_EXERCISE GOAL_
The answer must be every record below, repeated exactly.

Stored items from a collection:
· · · · ·

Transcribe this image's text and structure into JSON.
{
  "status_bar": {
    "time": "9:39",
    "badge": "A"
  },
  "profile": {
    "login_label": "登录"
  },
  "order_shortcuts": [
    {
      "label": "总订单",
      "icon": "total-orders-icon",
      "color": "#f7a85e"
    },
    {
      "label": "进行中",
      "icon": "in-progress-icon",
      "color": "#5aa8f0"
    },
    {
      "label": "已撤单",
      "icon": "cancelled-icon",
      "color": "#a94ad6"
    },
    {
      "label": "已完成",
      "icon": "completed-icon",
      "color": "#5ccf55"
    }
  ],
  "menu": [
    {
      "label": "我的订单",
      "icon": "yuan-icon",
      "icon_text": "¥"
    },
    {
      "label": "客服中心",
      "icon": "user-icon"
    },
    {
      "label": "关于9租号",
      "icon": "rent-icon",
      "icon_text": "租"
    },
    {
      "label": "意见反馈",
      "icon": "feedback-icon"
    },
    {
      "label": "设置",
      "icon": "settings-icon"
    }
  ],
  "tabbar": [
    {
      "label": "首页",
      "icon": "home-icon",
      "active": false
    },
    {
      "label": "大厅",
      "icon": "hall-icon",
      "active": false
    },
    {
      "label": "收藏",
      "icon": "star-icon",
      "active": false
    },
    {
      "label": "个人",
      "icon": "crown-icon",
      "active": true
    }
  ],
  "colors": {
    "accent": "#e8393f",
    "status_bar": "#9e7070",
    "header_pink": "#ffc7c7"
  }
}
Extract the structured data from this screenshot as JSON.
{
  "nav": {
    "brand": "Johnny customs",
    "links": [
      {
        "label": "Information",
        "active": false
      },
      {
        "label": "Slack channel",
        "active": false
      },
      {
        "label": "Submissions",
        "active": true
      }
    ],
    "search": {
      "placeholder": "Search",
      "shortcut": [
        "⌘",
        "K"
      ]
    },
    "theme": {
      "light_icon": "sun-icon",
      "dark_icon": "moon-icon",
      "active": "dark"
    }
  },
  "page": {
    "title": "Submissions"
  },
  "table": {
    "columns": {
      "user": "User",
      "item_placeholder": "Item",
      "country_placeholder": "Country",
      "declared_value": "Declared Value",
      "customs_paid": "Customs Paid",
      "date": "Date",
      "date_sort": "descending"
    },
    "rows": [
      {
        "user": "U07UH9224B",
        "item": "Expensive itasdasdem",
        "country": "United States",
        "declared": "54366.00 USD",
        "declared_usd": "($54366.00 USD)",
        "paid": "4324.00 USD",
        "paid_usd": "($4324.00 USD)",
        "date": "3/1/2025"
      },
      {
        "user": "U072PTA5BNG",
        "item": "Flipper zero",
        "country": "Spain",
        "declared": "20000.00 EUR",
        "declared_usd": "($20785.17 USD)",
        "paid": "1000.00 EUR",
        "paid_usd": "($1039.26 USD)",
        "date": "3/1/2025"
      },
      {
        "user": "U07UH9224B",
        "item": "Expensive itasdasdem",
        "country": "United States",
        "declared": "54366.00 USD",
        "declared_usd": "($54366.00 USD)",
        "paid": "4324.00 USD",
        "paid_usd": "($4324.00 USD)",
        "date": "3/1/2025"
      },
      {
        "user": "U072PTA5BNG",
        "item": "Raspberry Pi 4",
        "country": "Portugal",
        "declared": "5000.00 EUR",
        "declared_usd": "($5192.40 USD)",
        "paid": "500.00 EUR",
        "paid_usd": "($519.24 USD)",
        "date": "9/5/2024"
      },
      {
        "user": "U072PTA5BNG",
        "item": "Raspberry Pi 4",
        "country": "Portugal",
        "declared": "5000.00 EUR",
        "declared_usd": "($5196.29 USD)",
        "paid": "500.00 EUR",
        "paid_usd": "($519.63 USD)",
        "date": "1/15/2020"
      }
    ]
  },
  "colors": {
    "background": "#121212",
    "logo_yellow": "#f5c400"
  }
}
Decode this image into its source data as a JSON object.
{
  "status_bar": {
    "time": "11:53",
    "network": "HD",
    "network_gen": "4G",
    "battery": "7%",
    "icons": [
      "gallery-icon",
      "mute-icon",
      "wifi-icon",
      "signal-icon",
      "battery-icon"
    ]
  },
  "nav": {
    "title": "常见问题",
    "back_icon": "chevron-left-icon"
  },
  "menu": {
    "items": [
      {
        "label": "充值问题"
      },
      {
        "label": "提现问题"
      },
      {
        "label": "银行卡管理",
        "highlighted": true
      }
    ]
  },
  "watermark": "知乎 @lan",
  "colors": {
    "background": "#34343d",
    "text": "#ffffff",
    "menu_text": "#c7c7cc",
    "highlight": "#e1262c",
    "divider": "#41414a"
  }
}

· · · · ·

_SOLVED PROBLEM_
Transcribe this image's text and structure into JSON.
{
  "status_bar": {
    "time": "9:39",
    "badge": "A"
  },
  "profile": {
    "login_label": "登录"
  },
  "order_shortcuts": [
    {
      "label": "总订单",
      "icon": "total-orders-icon",
      "color": "#f7a85e"
    },
    {
      "label": "进行中",
      "icon": "in-progress-icon",
      "color": "#5aa8f0"
    },
    {
      "label": "已撤单",
      "icon": "cancelled-icon",
      "color": "#a94ad6"
    },
    {
      "label": "已完成",
      "icon": "completed-icon",
      "color": "#5ccf55"
    }
  ],
  "menu": [
    {
      "label": "我的订单",
      "icon": "yuan-icon",
      "icon_text": "¥"
    },
    {
      "label": "客服中心",
      "icon": "user-icon"
    },
    {
      "label": "关于9租号",
      "icon": "rent-icon",
      "icon_text": "租"
    },
    {
      "label": "意见反馈",
      "icon": "feedback-icon"
    },
    {
      "label": "设置",
      "icon": "settings-icon"
    }
  ],
  "tabbar": [
    {
      "label": "首页",
      "icon": "home-icon",
      "active": false
    },
    {
      "label": "大厅",
      "icon": "hall-icon",
      "active": false
    },
    {
      "label": "收藏",
      "icon": "star-icon",
      "active": false
    },
    {
      "label": "个人",
      "icon": "crown-icon",
      "active": true
    }
  ],
  "colors": {
    "accent": "#e8393f",
    "status_bar": "#9e7070",
    "header_pink": "#ffc7c7"
  }
}
Extract the structured data from this screenshot as JSON.
{
  "nav": {
    "brand": "Johnny customs",
    "links": [
      {
        "label": "Information",
        "active": false
      },
      {
        "label": "Slack channel",
        "active": false
      },
      {
        "label": "Submissions",
        "active": true
      }
    ],
    "search": {
      "placeholder": "Search",
      "shortcut": [
        "⌘",
        "K"
      ]
    },
    "theme": {
      "light_icon": "sun-icon",
      "dark_icon": "moon-icon",
      "active": "dark"
    }
  },
  "page": {
    "title": "Submissions"
  },
  "table": {
    "columns": {
      "user": "User",
      "item_placeholder": "Item",
      "country_placeholder": "Country",
      "declared_value": "Declared Value",
      "customs_paid": "Customs Paid",
      "date": "Date",
      "date_sort": "descending"
    },
    "rows": [
      {
        "user": "U07UH9224B",
        "item": "Expensive itasdasdem",
        "country": "United States",
        "declared": "54366.00 USD",
        "declared_usd": "($54366.00 USD)",
        "paid": "4324.00 USD",
        "paid_usd": "($4324.00 USD)",
        "date": "3/1/2025"
      },
      {
        "user": "U072PTA5BNG",
        "item": "Flipper zero",
        "country": "Spain",
        "declared": "20000.00 EUR",
        "declared_usd": "($20785.17 USD)",
        "paid": "1000.00 EUR",
        "paid_usd": "($1039.26 USD)",
        "date": "3/1/2025"
      },
      {
        "user": "U07UH9224B",
        "item": "Expensive itasdasdem",
        "country": "United States",
        "declared": "54366.00 USD",
        "declared_usd": "($54366.00 USD)",
        "paid": "4324.00 USD",
        "paid_usd": "($4324.00 USD)",
        "date": "3/1/2025"
      },
      {
        "user": "U072PTA5BNG",
        "item": "Raspberry Pi 4",
        "country": "Portugal",
        "declared": "5000.00 EUR",
        "declared_usd": "($5192.40 USD)",
        "paid": "500.00 EUR",
        "paid_usd": "($519.24 USD)",
        "date": "9/5/2024"
      },
      {
        "user": "U072PTA5BNG",
        "item": "Raspberry Pi 4",
        "country": "Portugal",
        "declared": "5000.00 EUR",
        "declared_usd": "($5196.29 USD)",
        "paid": "500.00 EUR",
        "paid_usd": "($519.63 USD)",
        "date": "1/15/2020"
      }
    ]
  },
  "colors": {
    "background": "#121212",
    "logo_yellow": "#f5c400"
  }
}
Decode this image into its source data as a JSON object.
{
  "status_bar": {
    "time": "11:53",
    "network": "HD",
    "network_gen": "4G",
    "battery": "7%",
    "icons": [
      "gallery-icon",
      "mute-icon",
      "wifi-icon",
      "signal-icon",
      "battery-icon"
    ]
  },
  "nav": {
    "title": "常见问题",
    "back_icon": "chevron-left-icon"
  },
  "menu": {
    "items": [
      {
        "label": "充值问题"
      },
      {
        "label": "提现问题"
      },
      {
        "label": "银行卡管理",
        "highlighted": true
      }
    ]
  },
  "watermark": "知乎 @lan",
  "colors": {
    "background": "#34343d",
    "text": "#ffffff",
    "menu_text": "#c7c7cc",
    "highlight": "#e1262c",
    "divider": "#41414a"
  }
}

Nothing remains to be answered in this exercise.